▸ **Problem to work on**
Print the entries exactly as they appear, and omit any images.

▸ **Data to examine**
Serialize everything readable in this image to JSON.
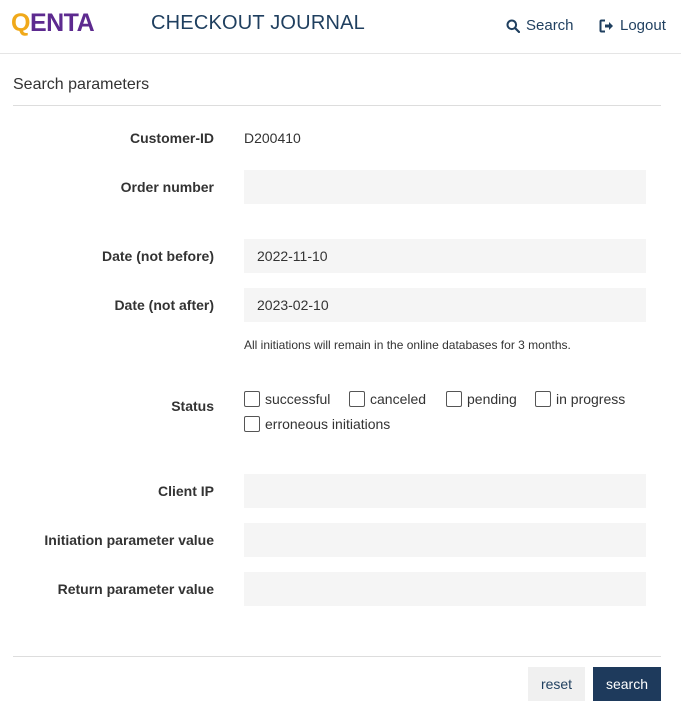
{
  "header": {
    "logo_q": "Q",
    "logo_rest": "ENTA",
    "title": "CHECKOUT JOURNAL",
    "search_link": "Search",
    "logout_link": "Logout"
  },
  "form": {
    "section_title": "Search parameters",
    "customer_id_label": "Customer-ID",
    "customer_id_value": "D200410",
    "order_number_label": "Order number",
    "order_number_value": "",
    "date_not_before_label": "Date (not before)",
    "date_not_before_value": "2022-11-10",
    "date_not_after_label": "Date (not after)",
    "date_not_after_value": "2023-02-10",
    "retention_hint": "All initiations will remain in the online databases for 3 months.",
    "status_label": "Status",
    "status_options": [
      "successful",
      "canceled",
      "pending",
      "in progress",
      "erroneous initiations"
    ],
    "status_checked": [
      false,
      false,
      false,
      false,
      false
    ],
    "client_ip_label": "Client IP",
    "client_ip_value": "",
    "initiation_param_label": "Initiation parameter value",
    "initiation_param_value": "",
    "return_param_label": "Return parameter value",
    "return_param_value": ""
  },
  "actions": {
    "reset_label": "reset",
    "search_label": "search"
  },
  "colors": {
    "logo_q": "#f0a91a",
    "logo_text": "#5d2a8f",
    "primary": "#1e3a5c",
    "nav_text": "#1f3f5f",
    "field_bg": "#f5f5f5"
  },
  "icons": {
    "search_link": "magnifier-icon",
    "logout_link": "logout-icon"
  }
}
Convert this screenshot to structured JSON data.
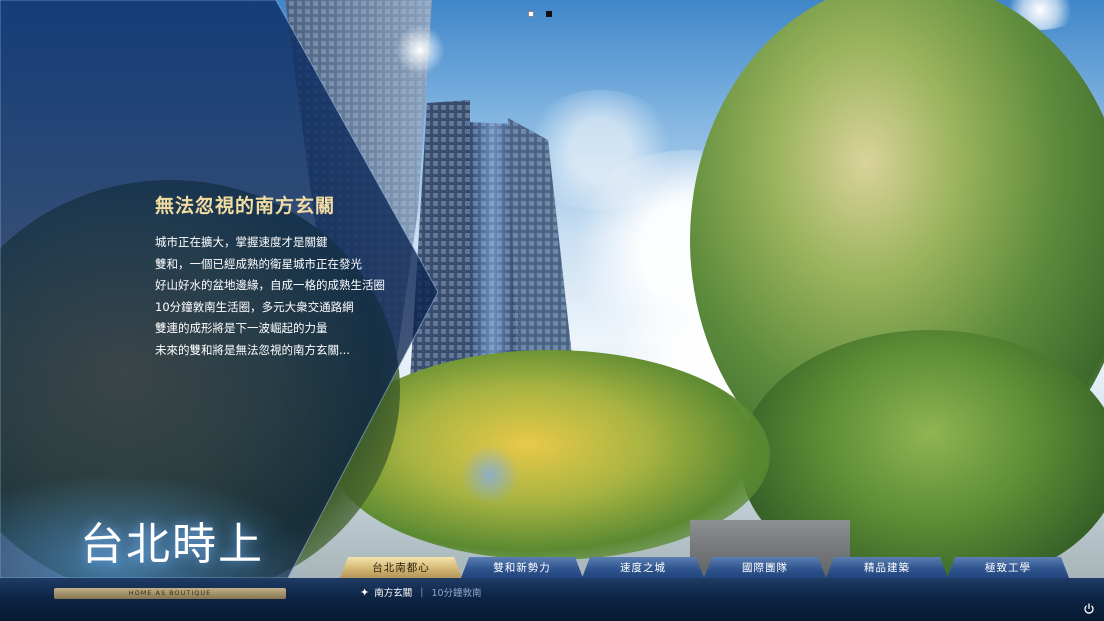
{
  "hero": {
    "title": "無法忽視的南方玄關",
    "lines": [
      "城市正在擴大，掌握速度才是關鍵",
      "雙和，一個已經成熟的衛星城市正在發光",
      "好山好水的盆地邊緣，自成一格的成熟生活圈",
      "10分鐘敦南生活圈，多元大衆交通路網",
      "雙連的成形將是下一波崛起的力量",
      "未來的雙和將是無法忽視的南方玄關..."
    ]
  },
  "pager": {
    "total": 2,
    "active_index": 1
  },
  "brand": {
    "name": "台北時上",
    "tagline": "HOME AS BOUTIQUE"
  },
  "tabs": [
    {
      "label": "台北南都心",
      "active": true
    },
    {
      "label": "雙和新勢力",
      "active": false
    },
    {
      "label": "速度之城",
      "active": false
    },
    {
      "label": "國際團隊",
      "active": false
    },
    {
      "label": "精品建築",
      "active": false
    },
    {
      "label": "極致工學",
      "active": false
    }
  ],
  "subnav": {
    "current": "南方玄關",
    "separator": "|",
    "other": "10分鐘敦南"
  },
  "icons": {
    "power": "power-icon",
    "subnav_marker": "sparkle-icon"
  },
  "colors": {
    "accent_gold": "#d4b874",
    "nav_blue": "#30558f",
    "title_gold": "#f1dca2"
  }
}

▸ **Problem solution**
Serialize everything readable in this image to JSON.
{
  "header": {
    "logo_q": "Q",
    "logo_rest": "ENTA",
    "title": "CHECKOUT JOURNAL",
    "search_link": "Search",
    "logout_link": "Logout"
  },
  "form": {
    "section_title": "Search parameters",
    "customer_id_label": "Customer-ID",
    "customer_id_value": "D200410",
    "order_number_label": "Order number",
    "order_number_value": "",
    "date_not_before_label": "Date (not before)",
    "date_not_before_value": "2022-11-10",
    "date_not_after_label": "Date (not after)",
    "date_not_after_value": "2023-02-10",
    "retention_hint": "All initiations will remain in the online databases for 3 months.",
    "status_label": "Status",
    "status_options": [
      "successful",
      "canceled",
      "pending",
      "in progress",
      "erroneous initiations"
    ],
    "status_checked": [
      false,
      false,
      false,
      false,
      false
    ],
    "client_ip_label": "Client IP",
    "client_ip_value": "",
    "initiation_param_label": "Initiation parameter value",
    "initiation_param_value": "",
    "return_param_label": "Return parameter value",
    "return_param_value": ""
  },
  "actions": {
    "reset_label": "reset",
    "search_label": "search"
  },
  "colors": {
    "logo_q": "#f0a91a",
    "logo_text": "#5d2a8f",
    "primary": "#1e3a5c",
    "nav_text": "#1f3f5f",
    "field_bg": "#f5f5f5"
  },
  "icons": {
    "search_link": "magnifier-icon",
    "logout_link": "logout-icon"
  }
}
Convert this screenshot to structured JSON data.
{
  "hero": {
    "title": "無法忽視的南方玄關",
    "lines": [
      "城市正在擴大，掌握速度才是關鍵",
      "雙和，一個已經成熟的衛星城市正在發光",
      "好山好水的盆地邊緣，自成一格的成熟生活圈",
      "10分鐘敦南生活圈，多元大衆交通路網",
      "雙連的成形將是下一波崛起的力量",
      "未來的雙和將是無法忽視的南方玄關..."
    ]
  },
  "pager": {
    "total": 2,
    "active_index": 1
  },
  "brand": {
    "name": "台北時上",
    "tagline": "HOME AS BOUTIQUE"
  },
  "tabs": [
    {
      "label": "台北南都心",
      "active": true
    },
    {
      "label": "雙和新勢力",
      "active": false
    },
    {
      "label": "速度之城",
      "active": false
    },
    {
      "label": "國際團隊",
      "active": false
    },
    {
      "label": "精品建築",
      "active": false
    },
    {
      "label": "極致工學",
      "active": false
    }
  ],
  "subnav": {
    "current": "南方玄關",
    "separator": "|",
    "other": "10分鐘敦南"
  },
  "icons": {
    "power": "power-icon",
    "subnav_marker": "sparkle-icon"
  },
  "colors": {
    "accent_gold": "#d4b874",
    "nav_blue": "#30558f",
    "title_gold": "#f1dca2"
  }
}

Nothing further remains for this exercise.